The goal here is to make senior researchers work to benefit the greater good of the scientific community not the greater good of their own accumulated merit and ego. It makes science into a proper team endeavour and it means it gets managed properly by people who have a real incentive to get proper training in methods for managing people well.
If there’s a lions share of the assessment on having a proper team and less on just ‘having big metrics’, then there’s much less incentive to hide inconvenient team members as happens now. Less incentive for department heads to send out emails with things like “Building the best team might involve … taking painful decisions to leave people off the list who might have helped with the research that has driven the application or actually prepared the application.” (yes, it’s a real quote, no, it’s not in my management chain & no further comment to avoid exposing the source to retribution). Why we accept this behaviour as academics is staggering when, if our undergraduates did it, we’d have them disciplined for student misconduct.

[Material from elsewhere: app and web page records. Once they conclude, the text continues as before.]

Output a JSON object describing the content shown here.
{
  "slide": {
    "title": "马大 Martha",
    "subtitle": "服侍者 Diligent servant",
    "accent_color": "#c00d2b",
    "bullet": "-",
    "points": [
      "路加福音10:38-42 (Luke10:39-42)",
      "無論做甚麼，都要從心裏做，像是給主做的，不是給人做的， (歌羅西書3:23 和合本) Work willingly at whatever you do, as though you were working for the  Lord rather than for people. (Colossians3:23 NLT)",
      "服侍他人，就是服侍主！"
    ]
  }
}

Let’s also see the benefits. There’s an incentive for people to be better trained in proper management and leadership, incentives not to be a monstrous leader, to actually care about building and operating proper scientific teams. There’s a proper career pathway that doesn’t involve working yourself into the ground for the sole purpose of massive accumulation of personal metrics and prestige.
Denouement: Ultimately, until we fairly define merit and opportunity and then combine them to properly assess one relative to the other for *all* researchers when combined as effective teams, we will never get a truly fair allocation of resources or systems for valuing contributions in science. We will always rely on patches to (very imperfectly) clean-up skews in the system. We will always have resources and people lost to ego wars and terrible leadership, and failures to effectively build team efforts.
Early and mid-career researchers, remember that you are a large constituency. There are many of you and without you, the folks at the top simply can’t survive (take your professor down the lab, give them a task and no instruction, and watch… 9/10 will likely emerge shaking and in tears — now imagine if they had to do the whole project themselves. 🙂 ). You are the engine of innovation in every country. This means you truly are in a position to reframe these aspects to be better, and advocate for that change. Don’t let the disempowerment that comes from bad leaders discourage you. It just takes resolve to properly define the terms, collect together and use strength in numbers as part of the advocacy. Events like this meeting are the catalyst for that.
The key point here: don’t set your sights so low. You don’t need more band-aid solutions, they only cover symptoms and don’t cure the underlying disease. What you need is proper change and proper leadership to drive it. Have high expectations, push the leadership hard, the ones worth their salt will step up to the task (and must if we want science in Australia to truly thrive).